“If the mobile app specifically transforms a mobile platform into a medical device, like an ECG machine, or it is an accessory to a medical device, like an app that acts as a remote control for a CT scanner and is a functionality we already regulate, we would continue to regulate that kind of technology,” he added.
Those apps will be reviewed by the agency and must meet the same standards as other medical devices, the agency said.
According to one industry source, some 500 million smartphone users worldwide will be using some kind of health care app by 2015, Shuren noted.
Medical apps already on the market can not only diagnose abnormal heart rhythms, but can also transform smartphones into an ultrasound device, or help people with insulin-dependent diabetes monitor their blood sugar levels.
The FDA will not regulate apps that help keep track of medications, health records, doctor correspondences, or dieting and exercise efforts, Shuren said.
The use of mobile apps is revolutionizing health care, potentially letting doctors diagnose patients outside of traditional health-care settings, he said, and some apps can also help consumers manage their own health and access medical information.

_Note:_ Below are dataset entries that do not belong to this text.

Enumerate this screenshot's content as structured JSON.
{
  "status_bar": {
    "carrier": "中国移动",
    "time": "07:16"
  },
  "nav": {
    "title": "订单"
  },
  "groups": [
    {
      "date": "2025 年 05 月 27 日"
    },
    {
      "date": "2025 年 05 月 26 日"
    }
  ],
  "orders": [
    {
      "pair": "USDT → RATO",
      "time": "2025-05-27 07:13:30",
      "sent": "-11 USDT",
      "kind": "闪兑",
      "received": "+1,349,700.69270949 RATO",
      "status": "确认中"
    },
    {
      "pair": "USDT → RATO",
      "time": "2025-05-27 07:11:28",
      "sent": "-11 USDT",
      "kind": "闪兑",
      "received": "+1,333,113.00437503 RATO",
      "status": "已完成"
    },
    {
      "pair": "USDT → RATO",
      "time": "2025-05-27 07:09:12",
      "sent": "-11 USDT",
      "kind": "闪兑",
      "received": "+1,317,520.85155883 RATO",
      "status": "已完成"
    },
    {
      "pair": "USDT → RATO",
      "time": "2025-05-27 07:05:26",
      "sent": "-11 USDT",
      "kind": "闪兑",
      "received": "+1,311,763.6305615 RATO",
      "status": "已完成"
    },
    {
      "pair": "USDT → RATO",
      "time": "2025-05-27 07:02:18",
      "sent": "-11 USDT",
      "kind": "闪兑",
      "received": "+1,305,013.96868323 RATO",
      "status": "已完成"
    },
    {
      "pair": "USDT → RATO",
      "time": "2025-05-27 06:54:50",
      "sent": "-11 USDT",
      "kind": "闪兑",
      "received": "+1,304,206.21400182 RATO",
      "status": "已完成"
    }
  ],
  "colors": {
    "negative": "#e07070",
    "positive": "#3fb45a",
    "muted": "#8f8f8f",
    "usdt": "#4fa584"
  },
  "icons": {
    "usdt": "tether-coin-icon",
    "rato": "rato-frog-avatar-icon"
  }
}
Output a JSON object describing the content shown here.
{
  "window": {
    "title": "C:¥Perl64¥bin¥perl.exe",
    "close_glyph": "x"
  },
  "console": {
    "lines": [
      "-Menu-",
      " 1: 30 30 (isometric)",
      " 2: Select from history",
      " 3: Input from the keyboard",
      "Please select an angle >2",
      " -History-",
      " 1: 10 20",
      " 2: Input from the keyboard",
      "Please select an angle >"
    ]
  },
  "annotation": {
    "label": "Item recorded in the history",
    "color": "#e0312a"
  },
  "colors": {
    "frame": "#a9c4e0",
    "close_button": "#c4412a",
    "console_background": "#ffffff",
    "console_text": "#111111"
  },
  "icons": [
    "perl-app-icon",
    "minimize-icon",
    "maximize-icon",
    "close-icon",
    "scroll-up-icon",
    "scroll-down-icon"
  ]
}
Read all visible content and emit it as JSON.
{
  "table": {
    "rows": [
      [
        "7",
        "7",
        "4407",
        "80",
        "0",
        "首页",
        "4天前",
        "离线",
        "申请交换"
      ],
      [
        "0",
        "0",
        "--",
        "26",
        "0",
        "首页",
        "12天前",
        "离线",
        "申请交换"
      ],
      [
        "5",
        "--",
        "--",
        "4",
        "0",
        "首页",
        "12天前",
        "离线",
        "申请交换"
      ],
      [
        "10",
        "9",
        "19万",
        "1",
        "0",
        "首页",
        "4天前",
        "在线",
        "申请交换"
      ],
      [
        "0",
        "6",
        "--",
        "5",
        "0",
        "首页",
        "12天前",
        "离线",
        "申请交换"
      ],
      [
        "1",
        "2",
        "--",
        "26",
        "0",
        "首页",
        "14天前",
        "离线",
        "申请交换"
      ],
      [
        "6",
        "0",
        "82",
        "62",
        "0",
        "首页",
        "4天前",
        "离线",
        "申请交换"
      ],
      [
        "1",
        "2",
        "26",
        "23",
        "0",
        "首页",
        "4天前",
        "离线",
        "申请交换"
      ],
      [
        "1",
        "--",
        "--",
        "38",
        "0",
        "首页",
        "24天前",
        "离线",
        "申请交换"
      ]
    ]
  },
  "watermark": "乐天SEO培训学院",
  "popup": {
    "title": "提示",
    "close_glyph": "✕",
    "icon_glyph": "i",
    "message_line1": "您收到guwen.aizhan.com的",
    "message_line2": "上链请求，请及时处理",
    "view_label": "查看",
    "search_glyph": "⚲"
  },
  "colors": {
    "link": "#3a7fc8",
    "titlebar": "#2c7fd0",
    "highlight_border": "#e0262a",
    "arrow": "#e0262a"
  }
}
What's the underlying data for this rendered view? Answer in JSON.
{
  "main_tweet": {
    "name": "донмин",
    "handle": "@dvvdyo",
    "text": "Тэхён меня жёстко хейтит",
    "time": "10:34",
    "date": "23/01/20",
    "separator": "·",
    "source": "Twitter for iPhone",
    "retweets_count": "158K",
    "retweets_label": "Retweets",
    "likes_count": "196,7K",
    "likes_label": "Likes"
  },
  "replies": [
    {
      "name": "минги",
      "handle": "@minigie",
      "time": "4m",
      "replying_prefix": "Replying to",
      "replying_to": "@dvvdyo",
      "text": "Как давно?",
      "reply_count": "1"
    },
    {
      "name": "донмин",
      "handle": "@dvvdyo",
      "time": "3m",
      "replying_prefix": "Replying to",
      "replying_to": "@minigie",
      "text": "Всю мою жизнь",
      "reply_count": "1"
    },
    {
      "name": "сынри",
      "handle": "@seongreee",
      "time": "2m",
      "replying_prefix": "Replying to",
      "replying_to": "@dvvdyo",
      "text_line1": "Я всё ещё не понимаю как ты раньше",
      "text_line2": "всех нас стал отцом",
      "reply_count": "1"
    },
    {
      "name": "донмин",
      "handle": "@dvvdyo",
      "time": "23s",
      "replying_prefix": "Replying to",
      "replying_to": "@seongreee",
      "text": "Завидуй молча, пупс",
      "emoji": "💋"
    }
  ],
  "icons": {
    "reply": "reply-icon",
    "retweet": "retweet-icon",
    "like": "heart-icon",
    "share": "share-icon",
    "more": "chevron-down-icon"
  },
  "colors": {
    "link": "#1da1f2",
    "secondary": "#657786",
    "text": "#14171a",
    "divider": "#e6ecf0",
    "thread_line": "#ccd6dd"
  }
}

To date, the agency has cleared about 100 mobile medical applications over the past decade, with about 40 of those cleared in the past two years.